*App and web page records*

*****

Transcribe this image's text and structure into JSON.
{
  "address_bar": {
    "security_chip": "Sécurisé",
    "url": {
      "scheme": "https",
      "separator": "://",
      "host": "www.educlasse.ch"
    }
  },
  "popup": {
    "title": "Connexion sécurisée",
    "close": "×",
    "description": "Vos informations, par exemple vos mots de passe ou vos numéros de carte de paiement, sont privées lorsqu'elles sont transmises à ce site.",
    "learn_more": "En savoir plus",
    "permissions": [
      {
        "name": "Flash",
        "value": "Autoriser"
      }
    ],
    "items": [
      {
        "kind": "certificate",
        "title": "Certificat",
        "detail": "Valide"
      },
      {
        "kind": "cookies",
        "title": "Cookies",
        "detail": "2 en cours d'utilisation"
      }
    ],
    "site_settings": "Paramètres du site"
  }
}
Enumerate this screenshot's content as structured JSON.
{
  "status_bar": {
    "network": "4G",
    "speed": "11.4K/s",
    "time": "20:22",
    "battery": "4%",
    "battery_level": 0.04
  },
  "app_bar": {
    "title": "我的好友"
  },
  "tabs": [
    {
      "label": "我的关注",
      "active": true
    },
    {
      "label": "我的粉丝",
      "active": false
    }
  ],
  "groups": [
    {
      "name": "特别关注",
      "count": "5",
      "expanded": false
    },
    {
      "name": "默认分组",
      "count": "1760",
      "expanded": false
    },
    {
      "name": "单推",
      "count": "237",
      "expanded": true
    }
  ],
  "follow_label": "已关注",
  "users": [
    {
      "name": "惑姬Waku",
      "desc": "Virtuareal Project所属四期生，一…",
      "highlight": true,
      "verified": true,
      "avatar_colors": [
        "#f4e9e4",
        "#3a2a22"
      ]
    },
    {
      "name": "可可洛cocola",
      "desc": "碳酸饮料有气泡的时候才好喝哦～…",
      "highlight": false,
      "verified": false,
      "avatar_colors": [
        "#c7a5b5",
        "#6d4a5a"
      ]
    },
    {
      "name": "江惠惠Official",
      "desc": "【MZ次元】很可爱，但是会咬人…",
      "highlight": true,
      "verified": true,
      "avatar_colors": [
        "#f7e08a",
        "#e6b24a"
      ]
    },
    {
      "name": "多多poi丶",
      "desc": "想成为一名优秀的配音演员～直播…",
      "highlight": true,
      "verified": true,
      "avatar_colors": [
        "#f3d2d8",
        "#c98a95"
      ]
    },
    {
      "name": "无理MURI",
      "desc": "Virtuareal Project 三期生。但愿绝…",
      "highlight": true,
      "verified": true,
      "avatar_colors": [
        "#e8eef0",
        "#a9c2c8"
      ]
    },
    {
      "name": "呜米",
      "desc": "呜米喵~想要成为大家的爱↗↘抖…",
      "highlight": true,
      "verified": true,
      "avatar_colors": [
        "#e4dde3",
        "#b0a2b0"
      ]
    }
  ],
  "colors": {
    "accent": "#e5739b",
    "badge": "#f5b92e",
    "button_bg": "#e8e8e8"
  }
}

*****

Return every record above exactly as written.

*WRITTEN REPLY*
Transcribe this image's text and structure into JSON.
{
  "address_bar": {
    "security_chip": "Sécurisé",
    "url": {
      "scheme": "https",
      "separator": "://",
      "host": "www.educlasse.ch"
    }
  },
  "popup": {
    "title": "Connexion sécurisée",
    "close": "×",
    "description": "Vos informations, par exemple vos mots de passe ou vos numéros de carte de paiement, sont privées lorsqu'elles sont transmises à ce site.",
    "learn_more": "En savoir plus",
    "permissions": [
      {
        "name": "Flash",
        "value": "Autoriser"
      }
    ],
    "items": [
      {
        "kind": "certificate",
        "title": "Certificat",
        "detail": "Valide"
      },
      {
        "kind": "cookies",
        "title": "Cookies",
        "detail": "2 en cours d'utilisation"
      }
    ],
    "site_settings": "Paramètres du site"
  }
}
Enumerate this screenshot's content as structured JSON.
{
  "status_bar": {
    "network": "4G",
    "speed": "11.4K/s",
    "time": "20:22",
    "battery": "4%",
    "battery_level": 0.04
  },
  "app_bar": {
    "title": "我的好友"
  },
  "tabs": [
    {
      "label": "我的关注",
      "active": true
    },
    {
      "label": "我的粉丝",
      "active": false
    }
  ],
  "groups": [
    {
      "name": "特别关注",
      "count": "5",
      "expanded": false
    },
    {
      "name": "默认分组",
      "count": "1760",
      "expanded": false
    },
    {
      "name": "单推",
      "count": "237",
      "expanded": true
    }
  ],
  "follow_label": "已关注",
  "users": [
    {
      "name": "惑姬Waku",
      "desc": "Virtuareal Project所属四期生，一…",
      "highlight": true,
      "verified": true,
      "avatar_colors": [
        "#f4e9e4",
        "#3a2a22"
      ]
    },
    {
      "name": "可可洛cocola",
      "desc": "碳酸饮料有气泡的时候才好喝哦～…",
      "highlight": false,
      "verified": false,
      "avatar_colors": [
        "#c7a5b5",
        "#6d4a5a"
      ]
    },
    {
      "name": "江惠惠Official",
      "desc": "【MZ次元】很可爱，但是会咬人…",
      "highlight": true,
      "verified": true,
      "avatar_colors": [
        "#f7e08a",
        "#e6b24a"
      ]
    },
    {
      "name": "多多poi丶",
      "desc": "想成为一名优秀的配音演员～直播…",
      "highlight": true,
      "verified": true,
      "avatar_colors": [
        "#f3d2d8",
        "#c98a95"
      ]
    },
    {
      "name": "无理MURI",
      "desc": "Virtuareal Project 三期生。但愿绝…",
      "highlight": true,
      "verified": true,
      "avatar_colors": [
        "#e8eef0",
        "#a9c2c8"
      ]
    },
    {
      "name": "呜米",
      "desc": "呜米喵~想要成为大家的爱↗↘抖…",
      "highlight": true,
      "verified": true,
      "avatar_colors": [
        "#e4dde3",
        "#b0a2b0"
      ]
    }
  ],
  "colors": {
    "accent": "#e5739b",
    "badge": "#f5b92e",
    "button_bg": "#e8e8e8"
  }
}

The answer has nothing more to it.